▸ About this exercise: Please return every record below exactly as it stands.

[[ Provided entries open ]]

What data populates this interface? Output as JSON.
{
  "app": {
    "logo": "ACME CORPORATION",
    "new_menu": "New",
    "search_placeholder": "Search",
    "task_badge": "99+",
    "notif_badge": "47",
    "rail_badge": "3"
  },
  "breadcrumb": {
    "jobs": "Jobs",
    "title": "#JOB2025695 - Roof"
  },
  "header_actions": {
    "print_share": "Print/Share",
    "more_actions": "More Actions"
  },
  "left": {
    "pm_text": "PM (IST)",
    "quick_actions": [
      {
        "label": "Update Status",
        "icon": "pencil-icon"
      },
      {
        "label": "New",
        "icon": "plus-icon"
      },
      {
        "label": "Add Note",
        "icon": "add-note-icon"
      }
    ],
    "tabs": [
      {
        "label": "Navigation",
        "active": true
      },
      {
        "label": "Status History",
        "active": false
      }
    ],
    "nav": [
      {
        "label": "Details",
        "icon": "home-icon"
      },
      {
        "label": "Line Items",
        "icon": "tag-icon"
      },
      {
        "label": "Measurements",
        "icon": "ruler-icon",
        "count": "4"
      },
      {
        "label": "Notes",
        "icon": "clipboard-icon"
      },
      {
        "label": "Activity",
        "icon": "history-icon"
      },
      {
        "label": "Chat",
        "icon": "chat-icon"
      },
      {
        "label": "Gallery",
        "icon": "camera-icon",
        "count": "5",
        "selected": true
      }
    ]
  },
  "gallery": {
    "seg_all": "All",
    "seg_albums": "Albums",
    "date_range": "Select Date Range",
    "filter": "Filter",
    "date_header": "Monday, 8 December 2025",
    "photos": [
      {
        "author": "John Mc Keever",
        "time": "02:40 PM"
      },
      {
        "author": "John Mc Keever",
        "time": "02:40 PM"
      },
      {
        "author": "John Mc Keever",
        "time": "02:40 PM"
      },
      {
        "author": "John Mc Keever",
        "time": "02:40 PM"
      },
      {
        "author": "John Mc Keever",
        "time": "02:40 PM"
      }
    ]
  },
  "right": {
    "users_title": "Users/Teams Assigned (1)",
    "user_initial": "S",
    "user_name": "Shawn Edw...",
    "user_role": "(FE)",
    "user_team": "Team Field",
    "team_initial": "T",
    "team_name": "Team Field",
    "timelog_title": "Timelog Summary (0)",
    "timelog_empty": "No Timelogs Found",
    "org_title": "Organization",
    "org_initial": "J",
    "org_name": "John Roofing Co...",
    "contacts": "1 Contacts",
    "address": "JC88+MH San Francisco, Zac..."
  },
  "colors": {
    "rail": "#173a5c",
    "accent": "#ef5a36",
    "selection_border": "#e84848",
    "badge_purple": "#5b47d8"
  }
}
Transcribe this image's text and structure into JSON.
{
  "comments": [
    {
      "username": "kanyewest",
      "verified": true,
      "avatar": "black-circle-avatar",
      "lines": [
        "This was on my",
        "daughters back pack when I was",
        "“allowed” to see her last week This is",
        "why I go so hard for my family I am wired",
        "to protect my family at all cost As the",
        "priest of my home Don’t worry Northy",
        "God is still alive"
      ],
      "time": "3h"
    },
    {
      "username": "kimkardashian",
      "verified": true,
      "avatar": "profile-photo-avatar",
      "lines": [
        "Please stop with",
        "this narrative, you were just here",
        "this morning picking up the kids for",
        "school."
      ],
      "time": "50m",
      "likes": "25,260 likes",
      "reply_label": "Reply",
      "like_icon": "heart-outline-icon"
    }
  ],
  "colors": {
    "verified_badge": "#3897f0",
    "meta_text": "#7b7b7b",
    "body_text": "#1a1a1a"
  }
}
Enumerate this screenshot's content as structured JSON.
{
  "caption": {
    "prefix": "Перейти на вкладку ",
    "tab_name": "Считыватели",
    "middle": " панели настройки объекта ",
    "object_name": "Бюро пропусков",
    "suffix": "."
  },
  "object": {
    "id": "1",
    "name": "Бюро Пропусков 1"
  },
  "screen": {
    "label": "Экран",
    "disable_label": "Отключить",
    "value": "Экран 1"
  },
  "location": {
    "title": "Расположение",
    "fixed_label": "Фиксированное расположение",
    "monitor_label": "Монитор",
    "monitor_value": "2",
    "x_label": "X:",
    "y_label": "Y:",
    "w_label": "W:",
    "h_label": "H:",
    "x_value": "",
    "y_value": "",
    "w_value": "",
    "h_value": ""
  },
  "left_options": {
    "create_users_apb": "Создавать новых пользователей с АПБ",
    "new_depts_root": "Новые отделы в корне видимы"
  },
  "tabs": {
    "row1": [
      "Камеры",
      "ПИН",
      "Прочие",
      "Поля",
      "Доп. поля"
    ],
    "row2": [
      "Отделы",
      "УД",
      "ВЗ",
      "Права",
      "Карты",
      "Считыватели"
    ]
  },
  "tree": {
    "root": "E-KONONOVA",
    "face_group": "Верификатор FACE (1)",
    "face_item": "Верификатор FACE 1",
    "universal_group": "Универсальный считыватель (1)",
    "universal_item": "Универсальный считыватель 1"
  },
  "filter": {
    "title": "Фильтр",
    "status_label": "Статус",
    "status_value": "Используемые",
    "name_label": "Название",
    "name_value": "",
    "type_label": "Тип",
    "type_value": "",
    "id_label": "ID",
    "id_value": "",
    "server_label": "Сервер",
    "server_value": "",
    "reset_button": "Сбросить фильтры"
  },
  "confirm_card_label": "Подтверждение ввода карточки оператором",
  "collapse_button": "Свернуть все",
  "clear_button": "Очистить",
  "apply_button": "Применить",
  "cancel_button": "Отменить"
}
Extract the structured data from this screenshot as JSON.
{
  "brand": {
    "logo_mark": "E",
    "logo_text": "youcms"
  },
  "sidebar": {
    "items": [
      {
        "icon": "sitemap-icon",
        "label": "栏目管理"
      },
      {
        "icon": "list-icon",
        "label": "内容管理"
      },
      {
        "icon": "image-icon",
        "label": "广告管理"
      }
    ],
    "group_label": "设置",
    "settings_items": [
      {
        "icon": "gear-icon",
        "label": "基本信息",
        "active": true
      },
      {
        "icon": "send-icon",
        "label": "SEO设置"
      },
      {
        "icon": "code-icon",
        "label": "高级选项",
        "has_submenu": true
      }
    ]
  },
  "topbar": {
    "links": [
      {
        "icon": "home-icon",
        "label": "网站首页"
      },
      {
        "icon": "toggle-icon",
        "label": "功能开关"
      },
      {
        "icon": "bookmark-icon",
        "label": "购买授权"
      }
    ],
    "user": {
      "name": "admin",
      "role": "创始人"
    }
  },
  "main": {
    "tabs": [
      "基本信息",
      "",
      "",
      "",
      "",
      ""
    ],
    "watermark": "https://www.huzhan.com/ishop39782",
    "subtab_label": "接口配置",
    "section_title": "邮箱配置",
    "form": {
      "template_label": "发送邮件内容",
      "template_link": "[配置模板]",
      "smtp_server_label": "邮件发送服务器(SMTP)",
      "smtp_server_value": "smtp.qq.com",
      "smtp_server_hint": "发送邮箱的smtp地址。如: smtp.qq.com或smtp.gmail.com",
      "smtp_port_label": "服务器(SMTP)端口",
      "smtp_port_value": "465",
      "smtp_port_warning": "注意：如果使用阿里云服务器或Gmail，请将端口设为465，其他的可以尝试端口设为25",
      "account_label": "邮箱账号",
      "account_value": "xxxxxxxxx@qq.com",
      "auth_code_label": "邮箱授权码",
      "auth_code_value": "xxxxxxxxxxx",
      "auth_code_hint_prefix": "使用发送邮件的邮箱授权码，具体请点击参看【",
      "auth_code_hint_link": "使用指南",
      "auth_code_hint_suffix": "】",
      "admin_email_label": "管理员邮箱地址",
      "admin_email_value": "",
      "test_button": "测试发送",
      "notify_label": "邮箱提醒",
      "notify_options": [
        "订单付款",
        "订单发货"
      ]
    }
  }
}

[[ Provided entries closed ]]

▸ Result of the exercise:
What data populates this interface? Output as JSON.
{
  "app": {
    "logo": "ACME CORPORATION",
    "new_menu": "New",
    "search_placeholder": "Search",
    "task_badge": "99+",
    "notif_badge": "47",
    "rail_badge": "3"
  },
  "breadcrumb": {
    "jobs": "Jobs",
    "title": "#JOB2025695 - Roof"
  },
  "header_actions": {
    "print_share": "Print/Share",
    "more_actions": "More Actions"
  },
  "left": {
    "pm_text": "PM (IST)",
    "quick_actions": [
      {
        "label": "Update Status",
        "icon": "pencil-icon"
      },
      {
        "label": "New",
        "icon": "plus-icon"
      },
      {
        "label": "Add Note",
        "icon": "add-note-icon"
      }
    ],
    "tabs": [
      {
        "label": "Navigation",
        "active": true
      },
      {
        "label": "Status History",
        "active": false
      }
    ],
    "nav": [
      {
        "label": "Details",
        "icon": "home-icon"
      },
      {
        "label": "Line Items",
        "icon": "tag-icon"
      },
      {
        "label": "Measurements",
        "icon": "ruler-icon",
        "count": "4"
      },
      {
        "label": "Notes",
        "icon": "clipboard-icon"
      },
      {
        "label": "Activity",
        "icon": "history-icon"
      },
      {
        "label": "Chat",
        "icon": "chat-icon"
      },
      {
        "label": "Gallery",
        "icon": "camera-icon",
        "count": "5",
        "selected": true
      }
    ]
  },
  "gallery": {
    "seg_all": "All",
    "seg_albums": "Albums",
    "date_range": "Select Date Range",
    "filter": "Filter",
    "date_header": "Monday, 8 December 2025",
    "photos": [
      {
        "author": "John Mc Keever",
        "time": "02:40 PM"
      },
      {
        "author": "John Mc Keever",
        "time": "02:40 PM"
      },
      {
        "author": "John Mc Keever",
        "time": "02:40 PM"
      },
      {
        "author": "John Mc Keever",
        "time": "02:40 PM"
      },
      {
        "author": "John Mc Keever",
        "time": "02:40 PM"
      }
    ]
  },
  "right": {
    "users_title": "Users/Teams Assigned (1)",
    "user_initial": "S",
    "user_name": "Shawn Edw...",
    "user_role": "(FE)",
    "user_team": "Team Field",
    "team_initial": "T",
    "team_name": "Team Field",
    "timelog_title": "Timelog Summary (0)",
    "timelog_empty": "No Timelogs Found",
    "org_title": "Organization",
    "org_initial": "J",
    "org_name": "John Roofing Co...",
    "contacts": "1 Contacts",
    "address": "JC88+MH San Francisco, Zac..."
  },
  "colors": {
    "rail": "#173a5c",
    "accent": "#ef5a36",
    "selection_border": "#e84848",
    "badge_purple": "#5b47d8"
  }
}
Transcribe this image's text and structure into JSON.
{
  "comments": [
    {
      "username": "kanyewest",
      "verified": true,
      "avatar": "black-circle-avatar",
      "lines": [
        "This was on my",
        "daughters back pack when I was",
        "“allowed” to see her last week This is",
        "why I go so hard for my family I am wired",
        "to protect my family at all cost As the",
        "priest of my home Don’t worry Northy",
        "God is still alive"
      ],
      "time": "3h"
    },
    {
      "username": "kimkardashian",
      "verified": true,
      "avatar": "profile-photo-avatar",
      "lines": [
        "Please stop with",
        "this narrative, you were just here",
        "this morning picking up the kids for",
        "school."
      ],
      "time": "50m",
      "likes": "25,260 likes",
      "reply_label": "Reply",
      "like_icon": "heart-outline-icon"
    }
  ],
  "colors": {
    "verified_badge": "#3897f0",
    "meta_text": "#7b7b7b",
    "body_text": "#1a1a1a"
  }
}
Enumerate this screenshot's content as structured JSON.
{
  "caption": {
    "prefix": "Перейти на вкладку ",
    "tab_name": "Считыватели",
    "middle": " панели настройки объекта ",
    "object_name": "Бюро пропусков",
    "suffix": "."
  },
  "object": {
    "id": "1",
    "name": "Бюро Пропусков 1"
  },
  "screen": {
    "label": "Экран",
    "disable_label": "Отключить",
    "value": "Экран 1"
  },
  "location": {
    "title": "Расположение",
    "fixed_label": "Фиксированное расположение",
    "monitor_label": "Монитор",
    "monitor_value": "2",
    "x_label": "X:",
    "y_label": "Y:",
    "w_label": "W:",
    "h_label": "H:",
    "x_value": "",
    "y_value": "",
    "w_value": "",
    "h_value": ""
  },
  "left_options": {
    "create_users_apb": "Создавать новых пользователей с АПБ",
    "new_depts_root": "Новые отделы в корне видимы"
  },
  "tabs": {
    "row1": [
      "Камеры",
      "ПИН",
      "Прочие",
      "Поля",
      "Доп. поля"
    ],
    "row2": [
      "Отделы",
      "УД",
      "ВЗ",
      "Права",
      "Карты",
      "Считыватели"
    ]
  },
  "tree": {
    "root": "E-KONONOVA",
    "face_group": "Верификатор FACE (1)",
    "face_item": "Верификатор FACE 1",
    "universal_group": "Универсальный считыватель (1)",
    "universal_item": "Универсальный считыватель 1"
  },
  "filter": {
    "title": "Фильтр",
    "status_label": "Статус",
    "status_value": "Используемые",
    "name_label": "Название",
    "name_value": "",
    "type_label": "Тип",
    "type_value": "",
    "id_label": "ID",
    "id_value": "",
    "server_label": "Сервер",
    "server_value": "",
    "reset_button": "Сбросить фильтры"
  },
  "confirm_card_label": "Подтверждение ввода карточки оператором",
  "collapse_button": "Свернуть все",
  "clear_button": "Очистить",
  "apply_button": "Применить",
  "cancel_button": "Отменить"
}
Extract the structured data from this screenshot as JSON.
{
  "brand": {
    "logo_mark": "E",
    "logo_text": "youcms"
  },
  "sidebar": {
    "items": [
      {
        "icon": "sitemap-icon",
        "label": "栏目管理"
      },
      {
        "icon": "list-icon",
        "label": "内容管理"
      },
      {
        "icon": "image-icon",
        "label": "广告管理"
      }
    ],
    "group_label": "设置",
    "settings_items": [
      {
        "icon": "gear-icon",
        "label": "基本信息",
        "active": true
      },
      {
        "icon": "send-icon",
        "label": "SEO设置"
      },
      {
        "icon": "code-icon",
        "label": "高级选项",
        "has_submenu": true
      }
    ]
  },
  "topbar": {
    "links": [
      {
        "icon": "home-icon",
        "label": "网站首页"
      },
      {
        "icon": "toggle-icon",
        "label": "功能开关"
      },
      {
        "icon": "bookmark-icon",
        "label": "购买授权"
      }
    ],
    "user": {
      "name": "admin",
      "role": "创始人"
    }
  },
  "main": {
    "tabs": [
      "基本信息",
      "",
      "",
      "",
      "",
      ""
    ],
    "watermark": "https://www.huzhan.com/ishop39782",
    "subtab_label": "接口配置",
    "section_title": "邮箱配置",
    "form": {
      "template_label": "发送邮件内容",
      "template_link": "[配置模板]",
      "smtp_server_label": "邮件发送服务器(SMTP)",
      "smtp_server_value": "smtp.qq.com",
      "smtp_server_hint": "发送邮箱的smtp地址。如: smtp.qq.com或smtp.gmail.com",
      "smtp_port_label": "服务器(SMTP)端口",
      "smtp_port_value": "465",
      "smtp_port_warning": "注意：如果使用阿里云服务器或Gmail，请将端口设为465，其他的可以尝试端口设为25",
      "account_label": "邮箱账号",
      "account_value": "xxxxxxxxx@qq.com",
      "auth_code_label": "邮箱授权码",
      "auth_code_value": "xxxxxxxxxxx",
      "auth_code_hint_prefix": "使用发送邮件的邮箱授权码，具体请点击参看【",
      "auth_code_hint_link": "使用指南",
      "auth_code_hint_suffix": "】",
      "admin_email_label": "管理员邮箱地址",
      "admin_email_value": "",
      "test_button": "测试发送",
      "notify_label": "邮箱提醒",
      "notify_options": [
        "订单付款",
        "订单发货"
      ]
    }
  }
}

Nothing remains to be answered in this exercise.